Objectives: To examine the relationship between ethnicity and sensitization to allergens among children with asthma living in urban and suburban areas of Connecticut.
Study design: Cross-sectional study.
Study population: A total of 791 children with mild-to-severe asthma who received their medical care in the city of Hartford.
Results: Puerto Rican ethnicity was associated with skin test reactivity (STR) to cockroach (odds ratio [OR], 3.3; 95% confidence interval [CI], 1.7 to 6.4), STR to dust mite (OR, 1.7; 95% CI, 1.2 to 2.4), STR to mixed grass pollen (OR, 1.7; 95% CI, 1.1 to 2.7), and STR to mugwort/sage (OR, 2.4; 95% CI, 1.4 to 4.1). African-American ethnicity was associated with STR to four outdoor allergens (ie, mixed tree pollen [OR, 2.3; 95% CI, 1.3 to 3.9], mixed grass pollen [OR, 2.7; 95% CI, 1.6 to 4.8], mugwort/sage [OR, 3.1; 95% CI, 1.6 to 6.0], and ragweed [OR, 2.1; 95% CI, 1.2 to 3.8]). Among all children, STR to outdoor allergens was strongly associated with the extent of allergen sensitization. As an example, children sensitized to mixed grass pollen had 34.7 times higher odds of having at least four positive skin tests to other allergens than nonsensitized children (95% CI for OR, 15.6 to 77.0).

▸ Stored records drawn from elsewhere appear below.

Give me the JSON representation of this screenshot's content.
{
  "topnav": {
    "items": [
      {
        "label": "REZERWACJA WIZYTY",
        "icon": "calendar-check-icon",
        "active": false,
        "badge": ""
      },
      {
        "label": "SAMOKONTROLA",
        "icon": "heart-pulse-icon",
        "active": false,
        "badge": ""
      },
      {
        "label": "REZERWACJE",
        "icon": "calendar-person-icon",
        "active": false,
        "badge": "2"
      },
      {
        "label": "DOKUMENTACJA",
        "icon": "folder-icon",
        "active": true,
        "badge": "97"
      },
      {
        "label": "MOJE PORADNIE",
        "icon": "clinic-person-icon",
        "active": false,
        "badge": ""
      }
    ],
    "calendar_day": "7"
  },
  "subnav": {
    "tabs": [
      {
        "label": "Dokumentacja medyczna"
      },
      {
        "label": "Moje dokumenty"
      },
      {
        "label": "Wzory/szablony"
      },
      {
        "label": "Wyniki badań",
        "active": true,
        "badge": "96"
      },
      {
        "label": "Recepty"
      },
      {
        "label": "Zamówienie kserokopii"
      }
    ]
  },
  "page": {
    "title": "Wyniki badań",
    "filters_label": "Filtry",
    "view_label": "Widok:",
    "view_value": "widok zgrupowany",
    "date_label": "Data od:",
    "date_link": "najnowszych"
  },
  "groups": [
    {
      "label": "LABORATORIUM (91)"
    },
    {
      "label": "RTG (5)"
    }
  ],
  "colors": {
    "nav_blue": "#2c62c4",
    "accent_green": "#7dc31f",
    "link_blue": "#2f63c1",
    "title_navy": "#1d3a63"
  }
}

Conclusions: Our findings suggest that Puerto Rican ethnicity is associated with an increased risk of sensitization to indoor and outdoor allergens among children with asthma, and that allergy skin testing should be performed more often as part of the management of asthma in African-American children and in Puerto Rican children in the United States.